BEIJING May 20 China could miss its target for
trade growth for a third consecutive year in 2014 as higher
labour costs and weaker global demand hurt what has been one of
the economy's main engines, a senior commerce ministry official
said on Tuesday.
The government has a target of 7.5 percent growth in exports
and imports this year. After a soft start to 2014, the ministry
says combined exports and imports need to grow by an average
annual rate of 11.3 percent each month from May to December.
"The foreign trade situation is complex and grim this year.
It's a very arduous task to achieve the annual target of 7.5
percent," Zhang Ji, head of foreign trade department at the
commerce ministry, told a news conference.
"The economic recovery of developed countries remains slow
while growth of emerging economies is weakening," Zhang said.
China missed its trade growth targets of 8 percent in 2013
and 10 percent in 2012.
Annual economic growth slowed to an 18-month low of 7.4

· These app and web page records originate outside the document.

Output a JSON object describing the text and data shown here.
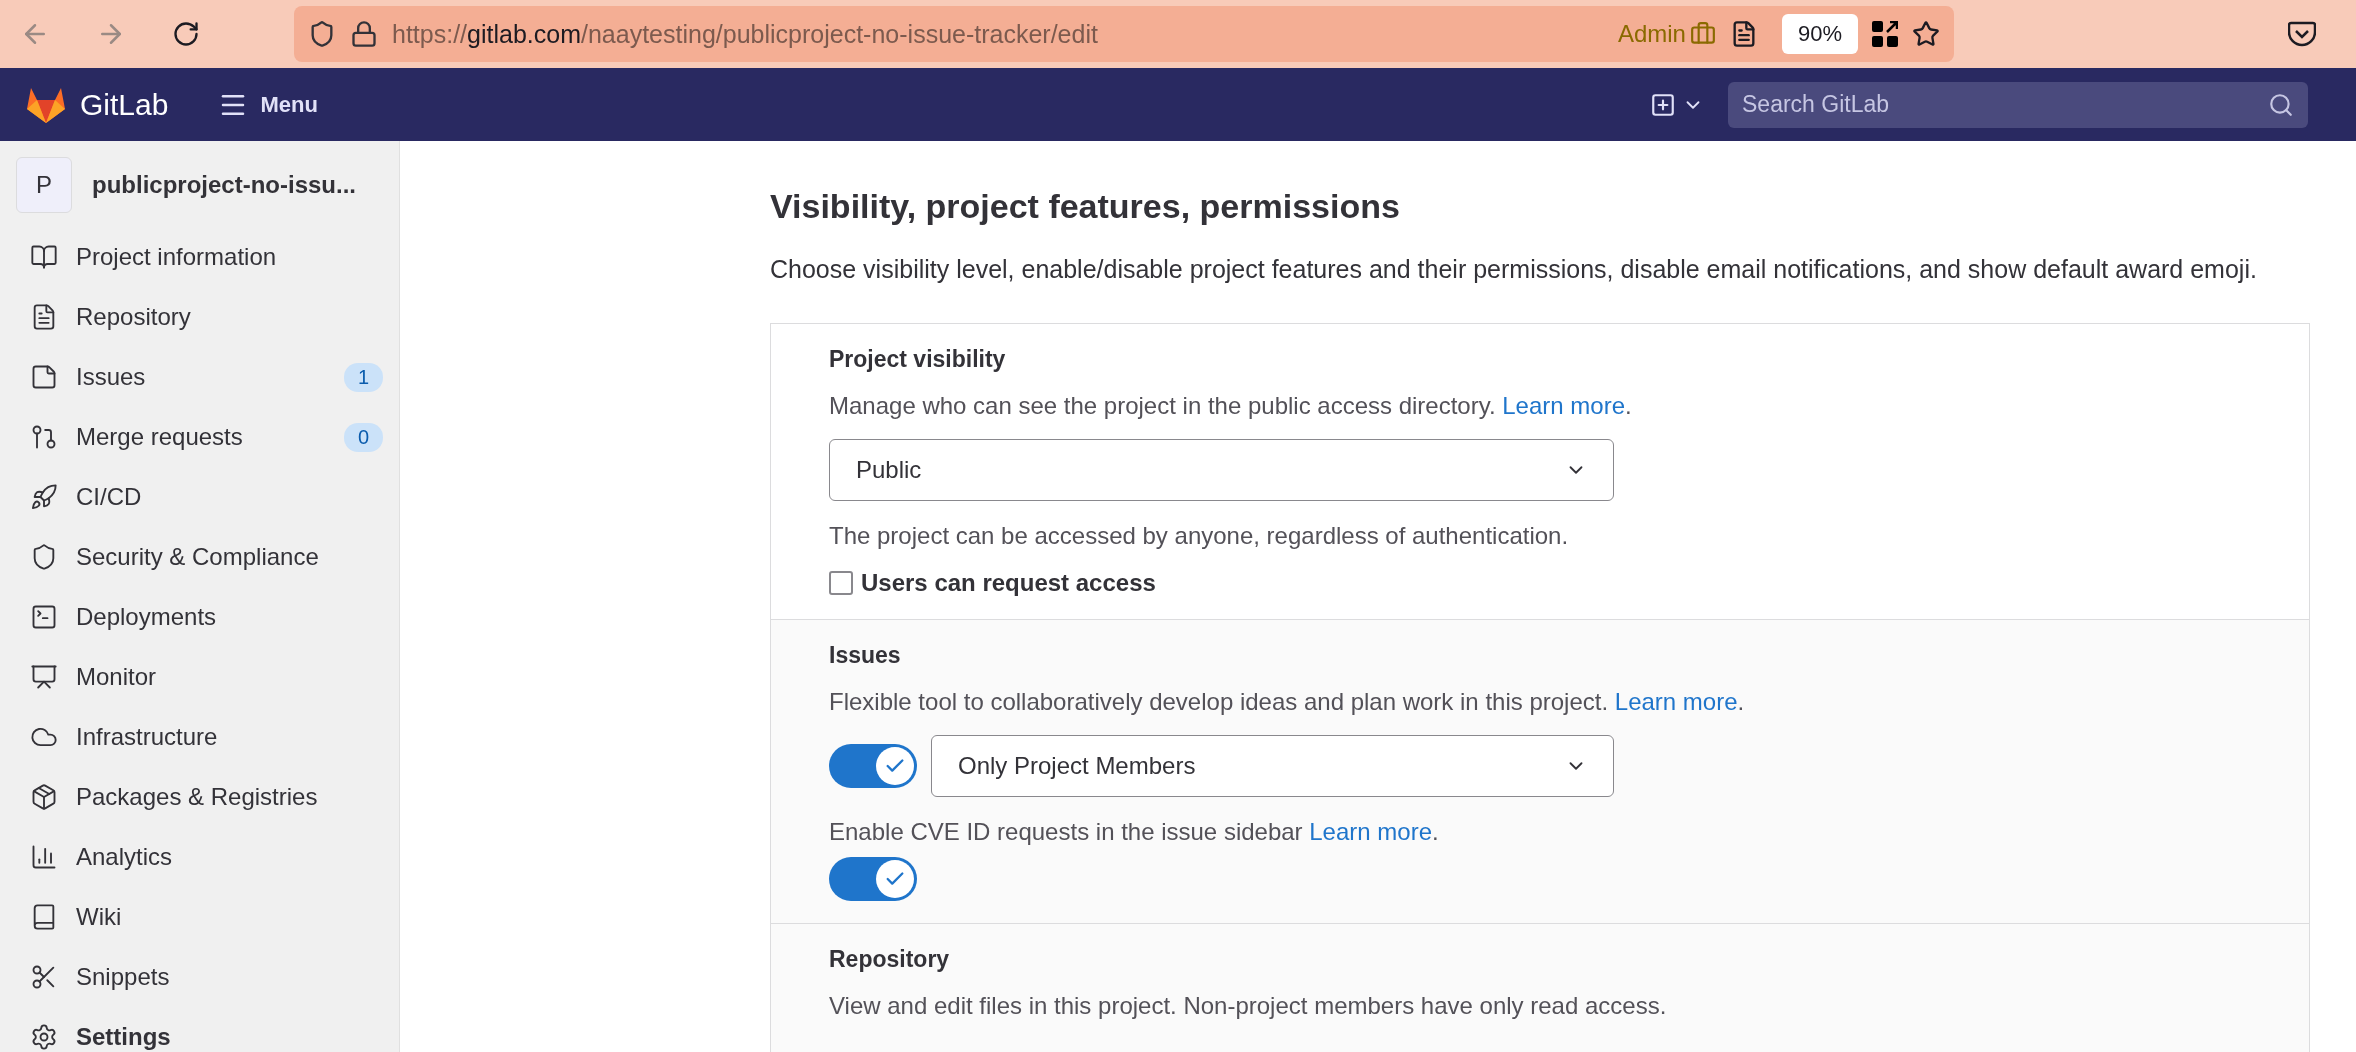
{
  "browser": {
    "url_parts": [
      "https://",
      "gitlab.com",
      "/naaytesting/publicproject-no-issue-tracker/edit"
    ],
    "admin_badge": "Admin",
    "zoom": "90%"
  },
  "header": {
    "brand": "GitLab",
    "menu": "Menu",
    "search": {
      "placeholder": "Search GitLab"
    }
  },
  "sidebar": {
    "project": {
      "avatar": "P",
      "name": "publicproject-no-issu..."
    },
    "items": [
      {
        "label": "Project information",
        "selected": false
      },
      {
        "label": "Repository",
        "selected": false
      },
      {
        "label": "Issues",
        "count": "1",
        "selected": false
      },
      {
        "label": "Merge requests",
        "count": "0",
        "selected": false
      },
      {
        "label": "CI/CD",
        "selected": false
      },
      {
        "label": "Security & Compliance",
        "selected": false
      },
      {
        "label": "Deployments",
        "selected": false
      },
      {
        "label": "Monitor",
        "selected": false
      },
      {
        "label": "Infrastructure",
        "selected": false
      },
      {
        "label": "Packages & Registries",
        "selected": false
      },
      {
        "label": "Analytics",
        "selected": false
      },
      {
        "label": "Wiki",
        "selected": false
      },
      {
        "label": "Snippets",
        "selected": false
      },
      {
        "label": "Settings",
        "selected": true
      }
    ]
  },
  "page": {
    "title": "Visibility, project features, permissions",
    "description": "Choose visibility level, enable/disable project features and their permissions, disable email notifications, and show default award emoji.",
    "sections": [
      {
        "title": "Project visibility",
        "help": "Manage who can see the project in the public access directory.",
        "link": "Learn more",
        "link_end": ".",
        "select": "Public",
        "note": "The project can be accessed by anyone, regardless of authentication.",
        "checkbox": {
          "label": "Users can request access",
          "checked": false
        }
      },
      {
        "title": "Issues",
        "help": "Flexible tool to collaboratively develop ideas and plan work in this project.",
        "link": "Learn more",
        "link_end": ".",
        "toggle": {
          "on": true
        },
        "select": "Only Project Members",
        "sub": {
          "help": "Enable CVE ID requests in the issue sidebar",
          "link": "Learn more",
          "link_end": ".",
          "toggle": {
            "on": true
          }
        }
      },
      {
        "title": "Repository",
        "help": "View and edit files in this project. Non-project members have only read access."
      }
    ]
  }
}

percent in the first quarter, raising the risk that China could
miss its economic growth target -- set at 7.5 percent in 2014 --
for the fist time in 15 years.
Last week, the government announced a raft of measures to
support the wobbly trade sector, including giving more tax
breaks, credit insurance and currency hedging options to its
Zhang said the ministry has set up a special task force to
implement the measures, with most to be done in May and June.
China's exports and imports returned to slight growth in
April as orders to the United States and European Union surged,
offering some positive signals for the world's second-largest
Analysts said the trade picture was better in April than the
data suggested, as export figures last year had been inflated by
fake invoices before a mid-year crackdown by authorities.
China's foreign trade grew an annual average 15.9 percent
between 1978 and 2013, accounting for a fifth of economic growth
in recent years and creating millions of jobs, Zhang said,
adding the sector directly employs more than 100 million people.
Zhang said a period of high growth for China's trade sector
had ended as higher costs reduce its competitiveness and as the
United States and Europe try to boost their manufacturing and
The labour costs of Chinese exporters in coastal areas, the
main export hubs, are two to threes times those in India,
Vietnam and Cambodia, he said.
Zhang also said recent violence against Chinese firms in
Vietnam could hurt bilateral trade.
(Editing by John Mair)